◆ **Exercise goal**: Can you copy out the data exactly? Leave the images out.
━━ Entries provided
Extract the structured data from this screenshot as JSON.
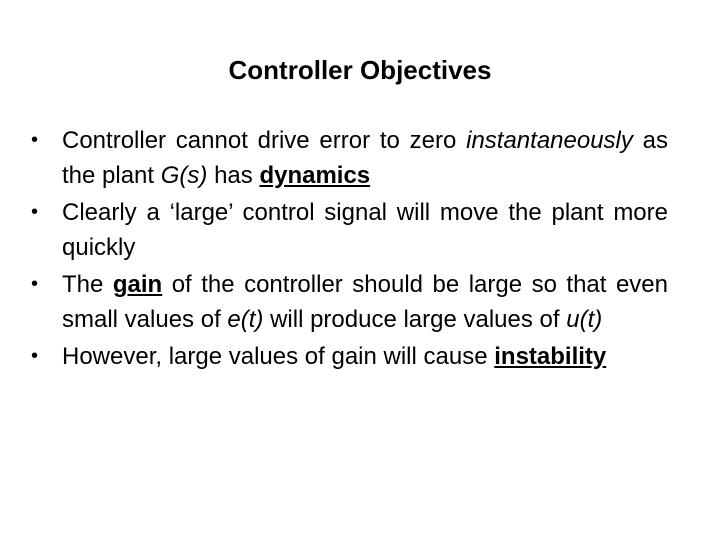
{
  "title": "Controller Objectives",
  "bullet_glyph": "•",
  "bullets": [
    {
      "segments": [
        {
          "text": "Controller cannot drive error to zero ",
          "style": "normal"
        },
        {
          "text": "instantaneously",
          "style": "italic"
        },
        {
          "text": " as the plant ",
          "style": "normal"
        },
        {
          "text": "G(s)",
          "style": "italic"
        },
        {
          "text": " has ",
          "style": "normal"
        },
        {
          "text": "dynamics",
          "style": "bold-underline"
        }
      ]
    },
    {
      "segments": [
        {
          "text": "Clearly a ‘large’ control signal will move the plant more quickly",
          "style": "normal"
        }
      ]
    },
    {
      "segments": [
        {
          "text": "The ",
          "style": "normal"
        },
        {
          "text": "gain",
          "style": "bold-underline"
        },
        {
          "text": " of the controller should be large so that even small values of ",
          "style": "normal"
        },
        {
          "text": "e(t)",
          "style": "italic"
        },
        {
          "text": " will produce large values of ",
          "style": "normal"
        },
        {
          "text": "u(t)",
          "style": "italic"
        }
      ]
    },
    {
      "segments": [
        {
          "text": "However, large values of gain will cause ",
          "style": "normal"
        },
        {
          "text": "instability",
          "style": "bold-underline"
        }
      ]
    }
  ]
}
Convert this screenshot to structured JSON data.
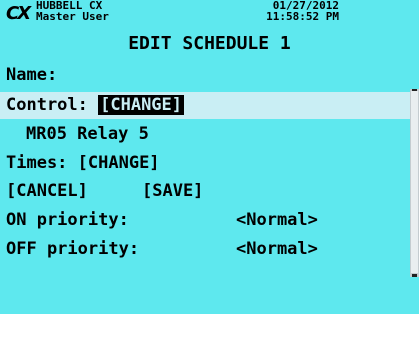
{
  "header": {
    "logo": "CX",
    "company": "HUBBELL CX",
    "user": "Master User",
    "date": "01/27/2012",
    "time": "11:58:52 PM"
  },
  "screen": {
    "title": "EDIT SCHEDULE 1",
    "name_label": "Name:",
    "control_label": "Control: ",
    "control_action": "[CHANGE]",
    "relay_name": "MR05 Relay 5",
    "times_label": "Times: ",
    "times_action": "[CHANGE]",
    "cancel": "[CANCEL]",
    "save": "[SAVE]",
    "on_priority_label": "ON priority:",
    "on_priority_value": "<Normal>",
    "off_priority_label": "OFF priority:",
    "off_priority_value": "<Normal>"
  },
  "colors": {
    "background": "#5ee8ee",
    "selected_row": "#c9eef4",
    "text": "#000000"
  }
}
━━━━
◆ **Output**:
Extract the structured data from this screenshot as JSON.
{
  "title": "Controller Objectives",
  "bullet_glyph": "•",
  "bullets": [
    {
      "segments": [
        {
          "text": "Controller cannot drive error to zero ",
          "style": "normal"
        },
        {
          "text": "instantaneously",
          "style": "italic"
        },
        {
          "text": " as the plant ",
          "style": "normal"
        },
        {
          "text": "G(s)",
          "style": "italic"
        },
        {
          "text": " has ",
          "style": "normal"
        },
        {
          "text": "dynamics",
          "style": "bold-underline"
        }
      ]
    },
    {
      "segments": [
        {
          "text": "Clearly a ‘large’ control signal will move the plant more quickly",
          "style": "normal"
        }
      ]
    },
    {
      "segments": [
        {
          "text": "The ",
          "style": "normal"
        },
        {
          "text": "gain",
          "style": "bold-underline"
        },
        {
          "text": " of the controller should be large so that even small values of ",
          "style": "normal"
        },
        {
          "text": "e(t)",
          "style": "italic"
        },
        {
          "text": " will produce large values of ",
          "style": "normal"
        },
        {
          "text": "u(t)",
          "style": "italic"
        }
      ]
    },
    {
      "segments": [
        {
          "text": "However, large values of gain will cause ",
          "style": "normal"
        },
        {
          "text": "instability",
          "style": "bold-underline"
        }
      ]
    }
  ]
}
Convert this screenshot to structured JSON data.
{
  "header": {
    "logo": "CX",
    "company": "HUBBELL CX",
    "user": "Master User",
    "date": "01/27/2012",
    "time": "11:58:52 PM"
  },
  "screen": {
    "title": "EDIT SCHEDULE 1",
    "name_label": "Name:",
    "control_label": "Control: ",
    "control_action": "[CHANGE]",
    "relay_name": "MR05 Relay 5",
    "times_label": "Times: ",
    "times_action": "[CHANGE]",
    "cancel": "[CANCEL]",
    "save": "[SAVE]",
    "on_priority_label": "ON priority:",
    "on_priority_value": "<Normal>",
    "off_priority_label": "OFF priority:",
    "off_priority_value": "<Normal>"
  },
  "colors": {
    "background": "#5ee8ee",
    "selected_row": "#c9eef4",
    "text": "#000000"
  }
}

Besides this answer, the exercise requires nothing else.